(DESCRIPTION OF THE TASK): Look for the word "King". Copy every line of the listing where it occurs.

# # # # #

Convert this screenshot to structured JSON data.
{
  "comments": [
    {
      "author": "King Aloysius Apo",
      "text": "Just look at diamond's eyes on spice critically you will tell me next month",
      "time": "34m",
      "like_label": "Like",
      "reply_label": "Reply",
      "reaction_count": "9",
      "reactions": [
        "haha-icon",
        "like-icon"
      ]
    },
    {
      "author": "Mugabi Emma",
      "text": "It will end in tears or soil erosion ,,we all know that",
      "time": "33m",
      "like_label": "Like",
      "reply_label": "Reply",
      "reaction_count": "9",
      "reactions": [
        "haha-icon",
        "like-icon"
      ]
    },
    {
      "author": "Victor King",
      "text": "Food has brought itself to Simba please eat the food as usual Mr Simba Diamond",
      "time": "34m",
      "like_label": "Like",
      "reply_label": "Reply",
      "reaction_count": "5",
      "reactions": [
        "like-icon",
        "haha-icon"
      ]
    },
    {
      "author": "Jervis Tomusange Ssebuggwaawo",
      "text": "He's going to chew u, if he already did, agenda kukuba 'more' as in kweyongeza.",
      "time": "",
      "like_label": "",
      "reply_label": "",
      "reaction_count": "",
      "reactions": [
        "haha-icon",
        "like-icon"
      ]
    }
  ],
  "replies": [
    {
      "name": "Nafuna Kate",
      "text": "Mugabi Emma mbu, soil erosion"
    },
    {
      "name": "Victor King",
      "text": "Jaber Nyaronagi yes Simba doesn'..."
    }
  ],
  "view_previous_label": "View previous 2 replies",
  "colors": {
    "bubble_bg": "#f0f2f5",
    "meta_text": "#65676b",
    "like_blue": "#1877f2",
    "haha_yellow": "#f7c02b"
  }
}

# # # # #

(TASK OUTPUT):
      "author": "King Aloysius Apo",
      "author": "Victor King",
      "name": "Victor King",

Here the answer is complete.